▶ _Data under study_
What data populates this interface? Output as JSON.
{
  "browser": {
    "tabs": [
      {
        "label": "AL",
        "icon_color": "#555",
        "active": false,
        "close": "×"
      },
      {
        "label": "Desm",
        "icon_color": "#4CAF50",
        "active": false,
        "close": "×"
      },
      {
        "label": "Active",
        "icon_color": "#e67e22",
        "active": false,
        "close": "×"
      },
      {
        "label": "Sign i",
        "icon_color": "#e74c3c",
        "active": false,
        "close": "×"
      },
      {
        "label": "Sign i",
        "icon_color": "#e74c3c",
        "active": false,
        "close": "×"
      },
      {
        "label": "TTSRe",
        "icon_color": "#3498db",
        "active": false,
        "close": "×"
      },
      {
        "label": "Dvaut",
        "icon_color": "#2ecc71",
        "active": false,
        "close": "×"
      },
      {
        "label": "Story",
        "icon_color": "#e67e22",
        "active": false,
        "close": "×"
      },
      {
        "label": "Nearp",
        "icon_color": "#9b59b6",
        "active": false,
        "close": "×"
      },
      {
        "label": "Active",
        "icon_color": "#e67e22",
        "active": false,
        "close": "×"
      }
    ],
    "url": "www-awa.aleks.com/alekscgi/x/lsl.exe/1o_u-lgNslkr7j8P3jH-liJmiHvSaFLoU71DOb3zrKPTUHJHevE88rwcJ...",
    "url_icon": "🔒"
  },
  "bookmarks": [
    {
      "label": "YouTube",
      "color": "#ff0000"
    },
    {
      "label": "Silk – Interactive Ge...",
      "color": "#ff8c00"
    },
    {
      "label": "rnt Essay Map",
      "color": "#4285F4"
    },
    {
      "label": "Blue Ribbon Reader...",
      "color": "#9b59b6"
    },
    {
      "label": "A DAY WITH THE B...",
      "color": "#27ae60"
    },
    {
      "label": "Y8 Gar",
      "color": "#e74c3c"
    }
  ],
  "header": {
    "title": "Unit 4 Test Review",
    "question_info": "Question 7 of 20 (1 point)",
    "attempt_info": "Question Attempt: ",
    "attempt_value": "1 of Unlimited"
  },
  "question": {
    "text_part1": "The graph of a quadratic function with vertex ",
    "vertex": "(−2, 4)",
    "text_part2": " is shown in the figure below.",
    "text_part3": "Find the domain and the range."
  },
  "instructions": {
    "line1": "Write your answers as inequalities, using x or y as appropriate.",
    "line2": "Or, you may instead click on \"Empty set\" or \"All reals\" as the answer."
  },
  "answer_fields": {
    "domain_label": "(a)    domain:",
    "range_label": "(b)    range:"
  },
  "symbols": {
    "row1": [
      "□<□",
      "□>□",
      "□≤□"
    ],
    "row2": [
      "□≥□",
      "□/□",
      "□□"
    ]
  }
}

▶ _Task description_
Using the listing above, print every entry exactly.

▶ _Task answer_
What data populates this interface? Output as JSON.
{
  "browser": {
    "tabs": [
      {
        "label": "AL",
        "icon_color": "#555",
        "active": false,
        "close": "×"
      },
      {
        "label": "Desm",
        "icon_color": "#4CAF50",
        "active": false,
        "close": "×"
      },
      {
        "label": "Active",
        "icon_color": "#e67e22",
        "active": false,
        "close": "×"
      },
      {
        "label": "Sign i",
        "icon_color": "#e74c3c",
        "active": false,
        "close": "×"
      },
      {
        "label": "Sign i",
        "icon_color": "#e74c3c",
        "active": false,
        "close": "×"
      },
      {
        "label": "TTSRe",
        "icon_color": "#3498db",
        "active": false,
        "close": "×"
      },
      {
        "label": "Dvaut",
        "icon_color": "#2ecc71",
        "active": false,
        "close": "×"
      },
      {
        "label": "Story",
        "icon_color": "#e67e22",
        "active": false,
        "close": "×"
      },
      {
        "label": "Nearp",
        "icon_color": "#9b59b6",
        "active": false,
        "close": "×"
      },
      {
        "label": "Active",
        "icon_color": "#e67e22",
        "active": false,
        "close": "×"
      }
    ],
    "url": "www-awa.aleks.com/alekscgi/x/lsl.exe/1o_u-lgNslkr7j8P3jH-liJmiHvSaFLoU71DOb3zrKPTUHJHevE88rwcJ...",
    "url_icon": "🔒"
  },
  "bookmarks": [
    {
      "label": "YouTube",
      "color": "#ff0000"
    },
    {
      "label": "Silk – Interactive Ge...",
      "color": "#ff8c00"
    },
    {
      "label": "rnt Essay Map",
      "color": "#4285F4"
    },
    {
      "label": "Blue Ribbon Reader...",
      "color": "#9b59b6"
    },
    {
      "label": "A DAY WITH THE B...",
      "color": "#27ae60"
    },
    {
      "label": "Y8 Gar",
      "color": "#e74c3c"
    }
  ],
  "header": {
    "title": "Unit 4 Test Review",
    "question_info": "Question 7 of 20 (1 point)",
    "attempt_info": "Question Attempt: ",
    "attempt_value": "1 of Unlimited"
  },
  "question": {
    "text_part1": "The graph of a quadratic function with vertex ",
    "vertex": "(−2, 4)",
    "text_part2": " is shown in the figure below.",
    "text_part3": "Find the domain and the range."
  },
  "instructions": {
    "line1": "Write your answers as inequalities, using x or y as appropriate.",
    "line2": "Or, you may instead click on \"Empty set\" or \"All reals\" as the answer."
  },
  "answer_fields": {
    "domain_label": "(a)    domain:",
    "range_label": "(b)    range:"
  },
  "symbols": {
    "row1": [
      "□<□",
      "□>□",
      "□≤□"
    ],
    "row2": [
      "□≥□",
      "□/□",
      "□□"
    ]
  }
}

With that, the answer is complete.